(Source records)

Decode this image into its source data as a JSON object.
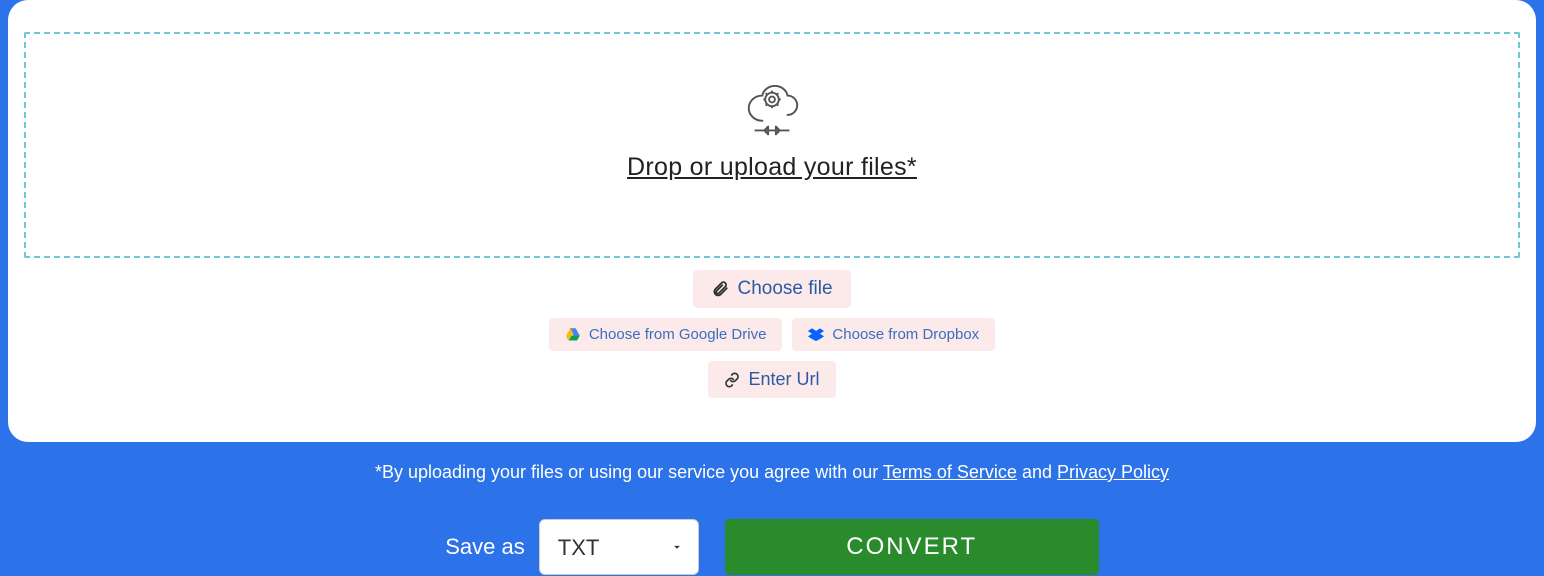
{
  "dropzone": {
    "heading": "Drop or upload your files*"
  },
  "buttons": {
    "choose_file": "Choose file",
    "google_drive": "Choose from Google Drive",
    "dropbox": "Choose from Dropbox",
    "enter_url": "Enter Url"
  },
  "disclaimer": {
    "prefix": "*By uploading your files or using our service you agree with our ",
    "terms": "Terms of Service",
    "mid": " and ",
    "privacy": "Privacy Policy"
  },
  "action": {
    "save_as_label": "Save as",
    "format_selected": "TXT",
    "convert_label": "CONVERT"
  }
}
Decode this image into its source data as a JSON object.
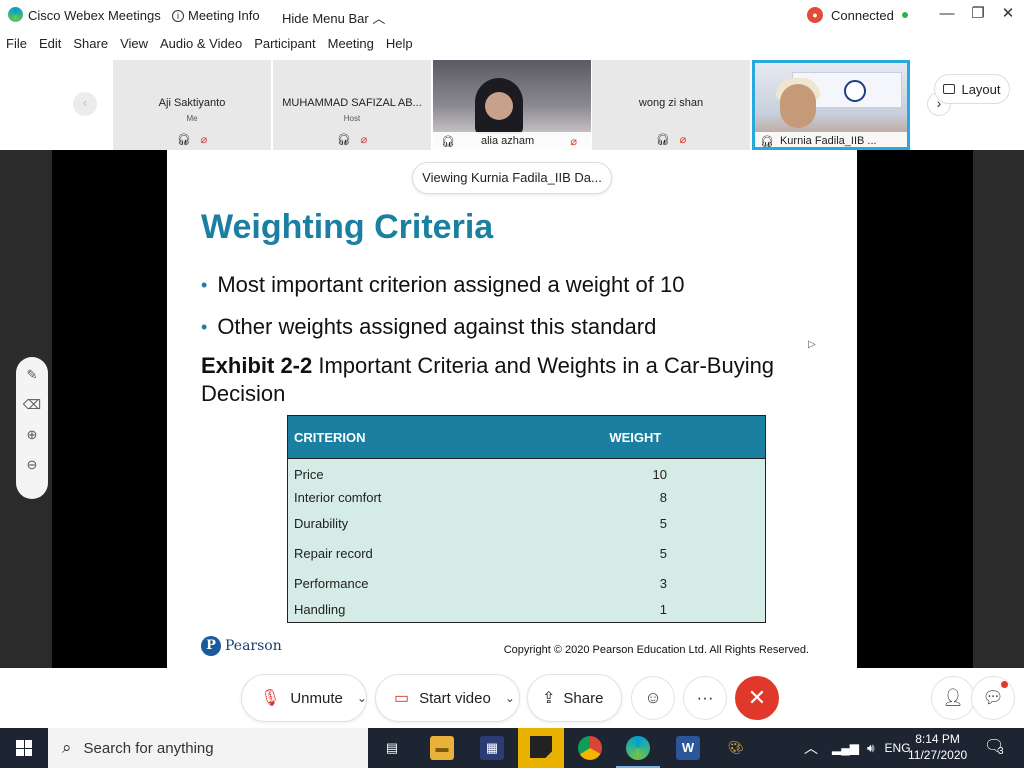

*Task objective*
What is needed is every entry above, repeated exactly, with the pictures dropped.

*Task response*
Decode this image into its source data as a JSON object.
{
  "dropzone": {
    "heading": "Drop or upload your files*"
  },
  "buttons": {
    "choose_file": "Choose file",
    "google_drive": "Choose from Google Drive",
    "dropbox": "Choose from Dropbox",
    "enter_url": "Enter Url"
  },
  "disclaimer": {
    "prefix": "*By uploading your files or using our service you agree with our ",
    "terms": "Terms of Service",
    "mid": " and ",
    "privacy": "Privacy Policy"
  },
  "action": {
    "save_as_label": "Save as",
    "format_selected": "TXT",
    "convert_label": "CONVERT"
  }
}
Decode this image into its source data as a JSON object.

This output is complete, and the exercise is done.